Long COVID, also known as post-COVID-19 syndrome, is a condition that can occur in people who have had COVID-19, even if their initial illness was mild.
According to research published in Current Medical Research and Opinion, women are significantly more likely than men to experience long COVID, with symptoms that follow a distinct clinical pattern. The reasons for this are not fully understood, but researchers believe it may be due to several factors, including:
- Differences in the immune system: Women have a stronger immune response than men, which can be helpful in fighting off infection. However, it is also thought that this stronger immune response may make women more susceptible to developing autoinflammatory conditions, which are thought to play a role in long COVID.
- Hormonal factors: Hormones such as estrogen and progesterone may also play a role in long COVID. For example, some studies have shown that women who are experiencing menopause are more likely to develop long COVID.
- Social factors: Women are more likely to be caregivers, both at home and in the workforce. This can put them at a higher risk of exposure to COVID-19 and other infections. Women are also more likely to have jobs that are considered essential, which means that they may have had to continue working during the pandemic, even if they were not feeling well.
Symptoms of long COVID in women
Long COVID can have a significant impact on a woman’s life, both physically and mentally. Common symptoms of long COVID include:
- Shortness of breath
- Chest pain
- Cognitive impairment
- Brain fog
- Muscle aches
- Joint pain
- Hair loss
- Sleep problems
- Menstrual cycle changes
These symptoms can make it difficult to work, study, and perform everyday activities.
Just as each body reacts and responds differently to factors that can cause illness, there is no one-size-fits-all treatment for long COVID. There are, however, things that can help manage the symptoms and improve quality of life.
- Getting regular exercise: Exercise can help to improve energy levels, reduce fatigue, and improve mood. However, it is important to start slowly and gradually increase the intensity and duration of your workouts over time.
- Getting enough sleep: Most adults need around 7-8 hours of sleep per night. Getting enough sleep can help to improve energy levels, reduce fatigue, and boost the immune system.
- Eating a healthy diet: A balanced diet based on fresh whole foods that includes plenty of protein, fruits, and vegetables can help to improve your overall health and well-being.
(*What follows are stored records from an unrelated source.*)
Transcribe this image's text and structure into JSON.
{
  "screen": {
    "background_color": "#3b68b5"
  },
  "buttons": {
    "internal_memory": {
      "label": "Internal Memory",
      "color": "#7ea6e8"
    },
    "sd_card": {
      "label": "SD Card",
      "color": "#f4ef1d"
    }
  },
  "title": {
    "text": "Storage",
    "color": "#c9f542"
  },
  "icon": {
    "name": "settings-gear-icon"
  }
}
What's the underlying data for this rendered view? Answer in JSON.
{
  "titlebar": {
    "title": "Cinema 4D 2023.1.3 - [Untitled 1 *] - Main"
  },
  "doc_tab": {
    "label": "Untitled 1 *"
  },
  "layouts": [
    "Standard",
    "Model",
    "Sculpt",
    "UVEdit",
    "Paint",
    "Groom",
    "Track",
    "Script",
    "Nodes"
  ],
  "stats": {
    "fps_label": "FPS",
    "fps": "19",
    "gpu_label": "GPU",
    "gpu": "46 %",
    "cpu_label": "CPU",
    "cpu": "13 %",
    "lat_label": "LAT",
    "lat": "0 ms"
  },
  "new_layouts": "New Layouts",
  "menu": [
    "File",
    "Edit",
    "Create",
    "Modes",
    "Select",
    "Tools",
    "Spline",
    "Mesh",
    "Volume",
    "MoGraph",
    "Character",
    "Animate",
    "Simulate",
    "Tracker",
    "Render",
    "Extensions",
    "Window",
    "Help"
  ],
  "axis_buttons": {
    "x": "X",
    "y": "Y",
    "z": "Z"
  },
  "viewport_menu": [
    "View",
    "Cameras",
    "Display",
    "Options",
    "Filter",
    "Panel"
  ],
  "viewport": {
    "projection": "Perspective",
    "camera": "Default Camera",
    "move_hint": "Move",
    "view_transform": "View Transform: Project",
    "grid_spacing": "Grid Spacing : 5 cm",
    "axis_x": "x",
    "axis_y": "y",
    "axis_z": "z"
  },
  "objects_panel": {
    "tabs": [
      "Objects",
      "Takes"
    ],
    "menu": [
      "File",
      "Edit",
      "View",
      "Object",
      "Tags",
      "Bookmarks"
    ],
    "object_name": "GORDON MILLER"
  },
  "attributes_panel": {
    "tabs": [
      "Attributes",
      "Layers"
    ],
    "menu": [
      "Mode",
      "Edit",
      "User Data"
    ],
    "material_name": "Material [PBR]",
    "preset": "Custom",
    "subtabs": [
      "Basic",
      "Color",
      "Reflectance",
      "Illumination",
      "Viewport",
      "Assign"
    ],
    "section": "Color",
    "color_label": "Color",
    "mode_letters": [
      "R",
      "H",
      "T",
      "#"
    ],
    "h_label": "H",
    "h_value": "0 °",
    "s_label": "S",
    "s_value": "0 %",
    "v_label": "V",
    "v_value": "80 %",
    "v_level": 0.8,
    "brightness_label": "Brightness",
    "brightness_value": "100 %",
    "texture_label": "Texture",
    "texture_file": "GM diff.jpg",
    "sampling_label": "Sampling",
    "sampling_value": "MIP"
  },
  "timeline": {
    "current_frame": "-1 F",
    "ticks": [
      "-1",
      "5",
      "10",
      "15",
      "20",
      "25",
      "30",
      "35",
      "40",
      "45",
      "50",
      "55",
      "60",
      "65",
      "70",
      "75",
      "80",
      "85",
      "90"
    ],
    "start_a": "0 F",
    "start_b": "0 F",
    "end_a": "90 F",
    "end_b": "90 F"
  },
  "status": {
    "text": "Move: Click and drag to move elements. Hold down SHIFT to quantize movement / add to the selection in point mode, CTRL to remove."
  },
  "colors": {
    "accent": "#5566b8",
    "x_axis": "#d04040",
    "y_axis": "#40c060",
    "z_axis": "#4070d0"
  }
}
Avoid processed foods, sugary drinks, and excessive caffeine and alcohol.
- Get a personalized nutrition plan: Your body replaces and repairs cells on a regular basis. However, it needs the right nutrients to be able to do so. And since each body is unique, you need to find out exactly what those nutrients are for your body and your specific health issue.
A qualified Nutrition Response Testing® practitioner can test you to discover what post-pandemic factors are causing your long Covid symptoms and which nutrients your body requires to help it heal. Based on your specific health situation, they can create a clinically- designed, personalized nutrition plan that will assist your body to heal. They can also provide support to help you stay on track.
Additional tips for women with long COVID
- Listen to your body and rest when you need to.
- Don’t be afraid to ask for help from family and friends.
- Find a healthcare provider who understands the post-pandemic factors that can cause long COVID and can help you manage the condition..
Long COVID can be a challenging condition, but there are steps you can take to improve your health. By making lifestyle changes, seeking the right therapy, and following a personalized nutrition plan it is possible to regain your health.